The Internet Movie database (IMDb) is the Wikipedia for films and TV shows. The app is nice and basically a revamped mobile version of the full-fledged IMDb website.
Pocket (Formerly Read it Later)is an awesome service that lets you save articles, videos or otherwise everything online for later.
Download Pocket (Formerly Read it Later)
Scan is the way to go if there's a barcode or QR code that need scanning. It's free and a must-have app in the progressively-digital world we're living in.
Finding places around you is very important, especially if you live in a larger city. Google (once again) has your back. Formerly Places is now called Google+ Local. Yelp is another popular app for POIs and it's integrated into Apple Maps.
LogMeIn and TeamViewer are both great apps if you want to communicate remotely with a PC. It's great for those moments when grandpa and grandma need Skype set up on their PC and you happen to be on the other side of the world.
Epicurious is an app filled with recipes. It contains pictures, tutorials and can give you great and fast recipes for every occasion.
Apps like Flipboard and Pulse can organize the internet's clutter into a more beautiful interface and help you browse the articles around the web without the banners and unnecessary distractions. Flipboard gets points for being among the most easy to use and beautiful apps available on a smartphone or tablet and Pulse gets its points for being as organized as you'd ever need to be.
If you're into cameraphone photography the App Store is filled to the rafters with viable replacement apps for the sort off limited default Camera on iOS. We found Top Camera's slow shutter to be excellent and HDR 3 to cover the most needs. Camera Awesome is great too as it's free and gives the option to separate focus and exposure points (Top Camera does it too, but for a fee). Panoramatic is a replacement for the built-in Panorama mode on iPhone.
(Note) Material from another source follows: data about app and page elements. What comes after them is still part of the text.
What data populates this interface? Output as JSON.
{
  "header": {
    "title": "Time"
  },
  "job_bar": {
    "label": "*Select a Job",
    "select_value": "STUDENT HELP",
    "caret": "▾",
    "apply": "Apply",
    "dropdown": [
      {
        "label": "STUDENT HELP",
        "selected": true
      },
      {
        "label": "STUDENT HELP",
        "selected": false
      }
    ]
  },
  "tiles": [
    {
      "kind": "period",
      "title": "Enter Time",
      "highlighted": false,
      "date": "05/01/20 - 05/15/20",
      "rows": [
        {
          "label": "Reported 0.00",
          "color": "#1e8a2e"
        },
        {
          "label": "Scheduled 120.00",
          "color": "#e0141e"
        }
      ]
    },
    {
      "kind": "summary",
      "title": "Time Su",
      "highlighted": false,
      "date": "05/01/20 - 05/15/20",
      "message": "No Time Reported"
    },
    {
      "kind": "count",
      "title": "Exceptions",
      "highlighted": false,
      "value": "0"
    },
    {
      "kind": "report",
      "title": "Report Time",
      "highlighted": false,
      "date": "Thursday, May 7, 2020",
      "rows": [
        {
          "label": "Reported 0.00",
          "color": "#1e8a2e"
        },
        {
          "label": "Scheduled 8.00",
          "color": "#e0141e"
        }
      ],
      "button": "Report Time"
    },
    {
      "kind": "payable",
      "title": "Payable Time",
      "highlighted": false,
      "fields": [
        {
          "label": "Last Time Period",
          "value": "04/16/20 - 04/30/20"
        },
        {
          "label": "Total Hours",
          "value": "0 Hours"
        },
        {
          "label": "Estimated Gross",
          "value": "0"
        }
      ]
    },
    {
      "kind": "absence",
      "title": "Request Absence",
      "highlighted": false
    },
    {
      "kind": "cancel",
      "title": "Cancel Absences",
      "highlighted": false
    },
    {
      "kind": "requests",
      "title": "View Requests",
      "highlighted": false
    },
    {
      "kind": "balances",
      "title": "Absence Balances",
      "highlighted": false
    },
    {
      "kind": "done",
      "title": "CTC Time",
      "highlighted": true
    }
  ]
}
You can shoot panoramas in either landscape or portrait and the exported files are BMPs instead of the lower image info JPG.
iLapse can create time lapse movies, which are incredible fun once you get past the pesky set up procedure.
If photo editing's your thing then Snapseed is a good way to go. It offers an Auto Correct option and various filters. It's also free at the moment. For a more professional approach to editing and photo organizing you can turn to the paid (and Apple-made) iPhoto. It's an excellent app with support for images of up to 36 MP resolution.
Safari isn't the best browser on the iPhone anymore. If you don't own a Mac then you probably don't use iCloud to sync your opened pages across devices. You can do this with Chrome for iPhone, which is also very fast and offers an intuitive swipe interface that outclasses Safari in every way.
iOS Mail has gone a long way but if you're looking for that extra mile than you should check out Sparrow. It's beautiful, has a swipe-driven interface and more intuitive than iOS Mail and it has all the important features like Unified Mailbox, IMAP and POP support, attachments, etc.
Think of the App Store as a marketplace with constant discounts. It's a mess to search each time to see if an app has received a price cut a discount or, better yet, gone free for a day or two. AppTicker can do this for you. Just choose the games you want to keep an eye out and AppTicker will even notify you should the game pass a preset threshold or become free.
There are many more apps around that are worth a look, but we felt these are among those most worth having.